Post bushfire hydrology
The recent devastating bushfires have left many water supply catchments significantly damaged.
Water and catchment managers will be faced with a range of short and long-term impacts on both water quality and volumes of runoff.
In this page, we bring together information to support our community work through these challenging times, including:
- an overview of the current state of knowledge of post bushfire hydrology,
- how to apply Source functionality to assess post bushfire hydrology, and
- useful information sources.
Research and past experience tell us that it could take decades for catchments to recover and that the impacts will vary at different stages of the recovery process. Modelling will be an important tool, providing water and catchment managers with a platform to understand the different risks to water availability and water quality as catchment conditions change and to test the performance of different management responses.
If you would like more information or support with using Source to help understand the impact of bushfire on your catchment or water supply, please contact:
Geoff Adams ([email protected]/02 6201 2386)
Trudy Green ([email protected] / 02 6206 8796)
Bushfire impacts on hydrology
The two most significant impacts of bushfires on hydrology are changes to water quality and runoff rates. We have compiled a short summary of information on these impacts.
Representing bushfire impacts in Source
Source has a range of functionality that can be adapted to model the impacts of bushfires. This section provides an overview of how this can be done.
The eWater Cooperative Research Centre (CRC) and its predecessors the CRC for Catchment Hydrology and CRC for Freshwater Ecology led a range of initiatives investigating the impacts of bushfires on catchments. Much of this information remains relevant today. https://ewater.org.au/bushfire/main.shtml
Factsheet Bushfires and Risks to Drinking Water Quality (Water Research Australia)
Arthur Rylah Institute for Environmental Research

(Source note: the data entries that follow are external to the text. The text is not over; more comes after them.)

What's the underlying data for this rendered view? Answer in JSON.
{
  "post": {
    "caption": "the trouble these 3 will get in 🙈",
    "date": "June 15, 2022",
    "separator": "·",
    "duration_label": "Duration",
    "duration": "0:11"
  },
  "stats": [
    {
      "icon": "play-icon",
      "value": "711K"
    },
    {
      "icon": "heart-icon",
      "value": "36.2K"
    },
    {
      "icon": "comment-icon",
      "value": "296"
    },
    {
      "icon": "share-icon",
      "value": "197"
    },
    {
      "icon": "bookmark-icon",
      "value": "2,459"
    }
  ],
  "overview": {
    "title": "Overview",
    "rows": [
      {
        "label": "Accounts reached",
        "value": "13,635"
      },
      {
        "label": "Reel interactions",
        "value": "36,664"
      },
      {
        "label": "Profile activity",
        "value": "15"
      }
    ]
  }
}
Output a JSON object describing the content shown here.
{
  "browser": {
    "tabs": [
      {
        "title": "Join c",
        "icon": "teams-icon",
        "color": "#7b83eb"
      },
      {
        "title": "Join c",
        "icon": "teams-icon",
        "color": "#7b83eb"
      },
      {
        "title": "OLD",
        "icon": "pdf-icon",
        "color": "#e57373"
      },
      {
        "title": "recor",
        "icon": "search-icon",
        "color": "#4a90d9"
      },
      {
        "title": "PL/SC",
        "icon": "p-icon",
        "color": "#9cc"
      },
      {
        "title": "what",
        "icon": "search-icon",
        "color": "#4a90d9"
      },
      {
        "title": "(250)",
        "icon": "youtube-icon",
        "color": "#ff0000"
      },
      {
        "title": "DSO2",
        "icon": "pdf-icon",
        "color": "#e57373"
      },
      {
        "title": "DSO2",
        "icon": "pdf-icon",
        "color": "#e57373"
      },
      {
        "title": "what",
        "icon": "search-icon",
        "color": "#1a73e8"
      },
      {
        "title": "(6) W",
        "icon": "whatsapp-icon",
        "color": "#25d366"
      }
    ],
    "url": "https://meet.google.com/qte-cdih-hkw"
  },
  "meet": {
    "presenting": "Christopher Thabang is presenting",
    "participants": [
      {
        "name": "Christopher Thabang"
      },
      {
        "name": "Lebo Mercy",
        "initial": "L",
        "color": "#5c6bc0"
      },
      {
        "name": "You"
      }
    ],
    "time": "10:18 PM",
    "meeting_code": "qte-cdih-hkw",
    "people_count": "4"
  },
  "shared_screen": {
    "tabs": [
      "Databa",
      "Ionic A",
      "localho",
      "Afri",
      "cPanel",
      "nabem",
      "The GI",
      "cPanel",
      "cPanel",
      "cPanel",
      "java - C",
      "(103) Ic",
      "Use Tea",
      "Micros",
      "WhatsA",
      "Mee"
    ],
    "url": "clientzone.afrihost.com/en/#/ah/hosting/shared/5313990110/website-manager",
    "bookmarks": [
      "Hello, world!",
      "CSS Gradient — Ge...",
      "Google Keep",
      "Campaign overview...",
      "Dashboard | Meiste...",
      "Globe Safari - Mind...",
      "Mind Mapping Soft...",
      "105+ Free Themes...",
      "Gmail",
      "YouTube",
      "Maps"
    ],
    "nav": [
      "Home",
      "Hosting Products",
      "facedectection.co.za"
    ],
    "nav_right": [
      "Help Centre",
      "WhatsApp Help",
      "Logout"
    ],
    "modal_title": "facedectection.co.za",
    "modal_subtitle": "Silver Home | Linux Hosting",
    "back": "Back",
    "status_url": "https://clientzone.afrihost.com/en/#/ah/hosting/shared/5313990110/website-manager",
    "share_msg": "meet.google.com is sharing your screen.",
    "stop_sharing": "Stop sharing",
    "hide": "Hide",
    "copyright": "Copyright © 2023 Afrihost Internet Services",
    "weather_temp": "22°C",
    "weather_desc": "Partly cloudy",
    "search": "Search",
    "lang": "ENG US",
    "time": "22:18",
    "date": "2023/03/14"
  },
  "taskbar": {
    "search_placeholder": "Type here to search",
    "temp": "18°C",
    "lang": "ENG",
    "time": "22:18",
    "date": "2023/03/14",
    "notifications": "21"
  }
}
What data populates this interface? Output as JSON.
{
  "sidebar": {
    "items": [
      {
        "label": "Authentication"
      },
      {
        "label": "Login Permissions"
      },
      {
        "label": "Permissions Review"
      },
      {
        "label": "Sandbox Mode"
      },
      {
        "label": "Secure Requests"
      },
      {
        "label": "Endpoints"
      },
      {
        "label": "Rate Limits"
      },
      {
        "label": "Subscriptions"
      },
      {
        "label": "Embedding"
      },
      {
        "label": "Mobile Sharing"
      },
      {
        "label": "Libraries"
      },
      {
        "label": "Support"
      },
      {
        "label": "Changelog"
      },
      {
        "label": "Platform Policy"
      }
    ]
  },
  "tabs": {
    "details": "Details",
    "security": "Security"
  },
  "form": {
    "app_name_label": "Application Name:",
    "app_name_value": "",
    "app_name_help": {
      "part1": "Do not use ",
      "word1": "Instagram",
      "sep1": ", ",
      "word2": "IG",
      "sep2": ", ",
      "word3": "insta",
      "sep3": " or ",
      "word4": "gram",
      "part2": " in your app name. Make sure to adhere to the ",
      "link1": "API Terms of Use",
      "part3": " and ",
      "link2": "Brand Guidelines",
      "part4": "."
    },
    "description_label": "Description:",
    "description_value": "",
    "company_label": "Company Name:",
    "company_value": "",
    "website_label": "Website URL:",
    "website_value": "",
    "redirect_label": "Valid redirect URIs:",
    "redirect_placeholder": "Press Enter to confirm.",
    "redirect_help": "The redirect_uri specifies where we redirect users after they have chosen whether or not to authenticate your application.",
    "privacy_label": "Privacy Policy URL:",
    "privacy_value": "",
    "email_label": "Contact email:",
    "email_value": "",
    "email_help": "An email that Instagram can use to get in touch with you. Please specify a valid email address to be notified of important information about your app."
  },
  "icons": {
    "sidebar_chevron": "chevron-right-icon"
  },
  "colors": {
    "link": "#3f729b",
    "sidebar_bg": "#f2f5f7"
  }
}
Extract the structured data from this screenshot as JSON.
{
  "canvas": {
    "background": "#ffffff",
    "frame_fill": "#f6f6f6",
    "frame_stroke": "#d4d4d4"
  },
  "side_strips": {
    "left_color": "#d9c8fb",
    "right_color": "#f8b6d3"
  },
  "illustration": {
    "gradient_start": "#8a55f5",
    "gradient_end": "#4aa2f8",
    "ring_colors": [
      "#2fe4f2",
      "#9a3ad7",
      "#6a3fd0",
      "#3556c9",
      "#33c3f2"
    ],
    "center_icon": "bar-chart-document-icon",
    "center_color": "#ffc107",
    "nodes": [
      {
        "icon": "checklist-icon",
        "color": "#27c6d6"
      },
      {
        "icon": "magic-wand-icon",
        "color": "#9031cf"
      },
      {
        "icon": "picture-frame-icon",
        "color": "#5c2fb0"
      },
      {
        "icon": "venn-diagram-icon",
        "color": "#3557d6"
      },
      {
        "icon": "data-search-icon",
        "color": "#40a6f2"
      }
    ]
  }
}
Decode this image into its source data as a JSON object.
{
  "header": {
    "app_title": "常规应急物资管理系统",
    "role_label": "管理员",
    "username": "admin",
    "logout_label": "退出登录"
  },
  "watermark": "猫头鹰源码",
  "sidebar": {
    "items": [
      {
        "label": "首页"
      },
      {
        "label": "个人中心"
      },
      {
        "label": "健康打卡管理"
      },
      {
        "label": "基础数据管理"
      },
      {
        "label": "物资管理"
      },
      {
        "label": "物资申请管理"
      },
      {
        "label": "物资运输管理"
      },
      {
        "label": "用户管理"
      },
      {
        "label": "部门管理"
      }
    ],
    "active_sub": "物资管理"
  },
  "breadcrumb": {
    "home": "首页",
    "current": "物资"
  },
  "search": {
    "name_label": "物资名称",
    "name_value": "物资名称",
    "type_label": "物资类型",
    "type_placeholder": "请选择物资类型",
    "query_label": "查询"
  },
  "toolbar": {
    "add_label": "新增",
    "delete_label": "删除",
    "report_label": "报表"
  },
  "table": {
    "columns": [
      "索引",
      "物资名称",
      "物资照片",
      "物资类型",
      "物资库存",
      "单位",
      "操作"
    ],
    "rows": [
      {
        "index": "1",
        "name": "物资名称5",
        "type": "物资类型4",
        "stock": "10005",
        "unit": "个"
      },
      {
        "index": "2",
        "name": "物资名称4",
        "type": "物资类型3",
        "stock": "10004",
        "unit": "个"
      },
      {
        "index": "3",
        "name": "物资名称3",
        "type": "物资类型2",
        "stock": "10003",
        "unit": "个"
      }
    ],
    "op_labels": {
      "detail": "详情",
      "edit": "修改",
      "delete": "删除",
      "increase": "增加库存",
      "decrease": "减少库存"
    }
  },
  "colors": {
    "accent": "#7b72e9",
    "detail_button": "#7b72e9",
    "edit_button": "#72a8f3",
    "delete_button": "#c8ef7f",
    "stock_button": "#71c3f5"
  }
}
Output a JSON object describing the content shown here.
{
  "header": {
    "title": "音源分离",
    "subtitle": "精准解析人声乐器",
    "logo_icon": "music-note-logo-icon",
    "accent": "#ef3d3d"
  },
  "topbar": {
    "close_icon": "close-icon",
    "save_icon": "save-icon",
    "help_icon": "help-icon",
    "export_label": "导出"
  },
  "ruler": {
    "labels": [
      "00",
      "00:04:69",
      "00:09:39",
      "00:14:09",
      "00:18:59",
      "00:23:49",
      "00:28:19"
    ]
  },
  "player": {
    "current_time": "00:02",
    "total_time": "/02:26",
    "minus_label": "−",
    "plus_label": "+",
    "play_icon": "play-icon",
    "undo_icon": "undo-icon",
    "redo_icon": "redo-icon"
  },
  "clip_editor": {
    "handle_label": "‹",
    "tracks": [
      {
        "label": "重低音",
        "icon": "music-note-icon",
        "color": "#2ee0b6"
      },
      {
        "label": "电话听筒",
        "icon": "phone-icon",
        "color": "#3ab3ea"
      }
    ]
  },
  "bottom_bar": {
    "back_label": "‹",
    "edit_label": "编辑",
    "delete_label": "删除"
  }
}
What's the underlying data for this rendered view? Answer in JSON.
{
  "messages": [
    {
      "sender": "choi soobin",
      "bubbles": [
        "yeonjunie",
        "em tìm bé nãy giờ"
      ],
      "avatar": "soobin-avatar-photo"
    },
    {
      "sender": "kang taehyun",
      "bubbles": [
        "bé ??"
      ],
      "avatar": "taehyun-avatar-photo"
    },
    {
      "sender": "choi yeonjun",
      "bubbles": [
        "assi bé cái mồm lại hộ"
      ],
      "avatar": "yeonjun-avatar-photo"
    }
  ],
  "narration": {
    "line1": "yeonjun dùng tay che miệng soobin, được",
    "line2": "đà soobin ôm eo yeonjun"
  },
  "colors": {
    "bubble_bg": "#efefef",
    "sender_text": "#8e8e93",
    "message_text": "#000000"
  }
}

Fire and Soils: A review of the potential impacts of different fire regimes on soil erosion and sedimentation, nutrient and carbon cycling, and water quantity and quality (NSW Environment Energy and Science)